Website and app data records
%%
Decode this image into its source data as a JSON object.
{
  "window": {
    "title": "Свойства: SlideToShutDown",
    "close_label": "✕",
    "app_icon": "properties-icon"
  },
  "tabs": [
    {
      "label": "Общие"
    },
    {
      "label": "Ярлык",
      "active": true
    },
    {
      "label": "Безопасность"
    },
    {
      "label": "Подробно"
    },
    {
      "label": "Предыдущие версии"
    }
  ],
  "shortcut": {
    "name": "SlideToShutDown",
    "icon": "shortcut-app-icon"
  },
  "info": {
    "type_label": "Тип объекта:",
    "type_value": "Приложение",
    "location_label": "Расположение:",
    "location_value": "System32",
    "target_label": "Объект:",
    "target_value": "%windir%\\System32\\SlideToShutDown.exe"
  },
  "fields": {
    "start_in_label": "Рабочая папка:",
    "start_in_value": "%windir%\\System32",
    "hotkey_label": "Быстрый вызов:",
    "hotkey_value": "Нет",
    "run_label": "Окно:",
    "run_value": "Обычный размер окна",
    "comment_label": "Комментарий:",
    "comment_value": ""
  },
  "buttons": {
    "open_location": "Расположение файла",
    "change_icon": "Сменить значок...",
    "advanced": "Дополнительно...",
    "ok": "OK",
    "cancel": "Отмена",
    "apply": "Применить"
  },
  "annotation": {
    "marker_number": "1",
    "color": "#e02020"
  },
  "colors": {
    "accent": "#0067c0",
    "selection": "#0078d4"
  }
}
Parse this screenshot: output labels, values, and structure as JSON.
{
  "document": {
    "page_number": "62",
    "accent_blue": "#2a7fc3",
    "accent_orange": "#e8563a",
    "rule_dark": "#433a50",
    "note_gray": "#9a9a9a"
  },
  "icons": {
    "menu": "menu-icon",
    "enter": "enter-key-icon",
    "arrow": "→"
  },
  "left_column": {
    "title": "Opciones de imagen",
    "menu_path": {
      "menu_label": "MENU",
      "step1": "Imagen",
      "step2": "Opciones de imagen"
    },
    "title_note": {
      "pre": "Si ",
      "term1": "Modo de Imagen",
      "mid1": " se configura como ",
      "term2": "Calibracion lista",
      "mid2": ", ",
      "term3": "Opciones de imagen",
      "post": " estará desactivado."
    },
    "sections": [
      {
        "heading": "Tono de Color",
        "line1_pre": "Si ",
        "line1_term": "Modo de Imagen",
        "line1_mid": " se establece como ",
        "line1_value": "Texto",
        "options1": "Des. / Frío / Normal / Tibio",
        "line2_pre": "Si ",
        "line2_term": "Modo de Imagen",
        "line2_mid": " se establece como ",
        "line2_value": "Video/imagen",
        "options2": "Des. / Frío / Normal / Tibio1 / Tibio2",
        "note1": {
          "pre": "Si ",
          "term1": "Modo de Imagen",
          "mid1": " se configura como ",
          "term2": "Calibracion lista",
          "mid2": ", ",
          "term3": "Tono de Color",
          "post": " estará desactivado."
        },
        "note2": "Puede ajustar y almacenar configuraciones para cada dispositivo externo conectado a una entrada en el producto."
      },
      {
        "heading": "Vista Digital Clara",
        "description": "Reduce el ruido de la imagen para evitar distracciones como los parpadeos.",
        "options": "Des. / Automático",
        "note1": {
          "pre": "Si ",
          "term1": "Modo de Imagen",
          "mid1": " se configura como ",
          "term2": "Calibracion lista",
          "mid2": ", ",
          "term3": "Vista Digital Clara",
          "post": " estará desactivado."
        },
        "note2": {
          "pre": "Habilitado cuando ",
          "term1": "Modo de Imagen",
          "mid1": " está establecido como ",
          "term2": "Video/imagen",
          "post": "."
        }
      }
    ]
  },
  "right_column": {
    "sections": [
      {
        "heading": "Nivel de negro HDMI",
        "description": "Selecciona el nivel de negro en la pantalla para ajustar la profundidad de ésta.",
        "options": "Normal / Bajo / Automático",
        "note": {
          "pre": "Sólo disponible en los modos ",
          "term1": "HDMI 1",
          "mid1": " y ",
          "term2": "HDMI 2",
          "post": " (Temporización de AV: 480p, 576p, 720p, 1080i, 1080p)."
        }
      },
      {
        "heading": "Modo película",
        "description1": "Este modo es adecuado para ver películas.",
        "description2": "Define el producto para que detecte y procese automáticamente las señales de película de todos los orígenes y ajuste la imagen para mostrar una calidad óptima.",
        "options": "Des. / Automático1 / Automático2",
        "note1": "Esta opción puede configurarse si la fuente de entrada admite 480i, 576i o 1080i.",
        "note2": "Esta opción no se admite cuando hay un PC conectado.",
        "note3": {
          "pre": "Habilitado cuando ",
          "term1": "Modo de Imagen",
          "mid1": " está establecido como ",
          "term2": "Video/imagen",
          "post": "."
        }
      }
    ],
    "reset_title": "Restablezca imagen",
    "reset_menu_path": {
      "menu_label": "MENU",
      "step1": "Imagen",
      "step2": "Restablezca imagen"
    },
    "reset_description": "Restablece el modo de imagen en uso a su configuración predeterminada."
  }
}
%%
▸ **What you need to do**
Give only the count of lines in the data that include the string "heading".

▸ **Completed task**
4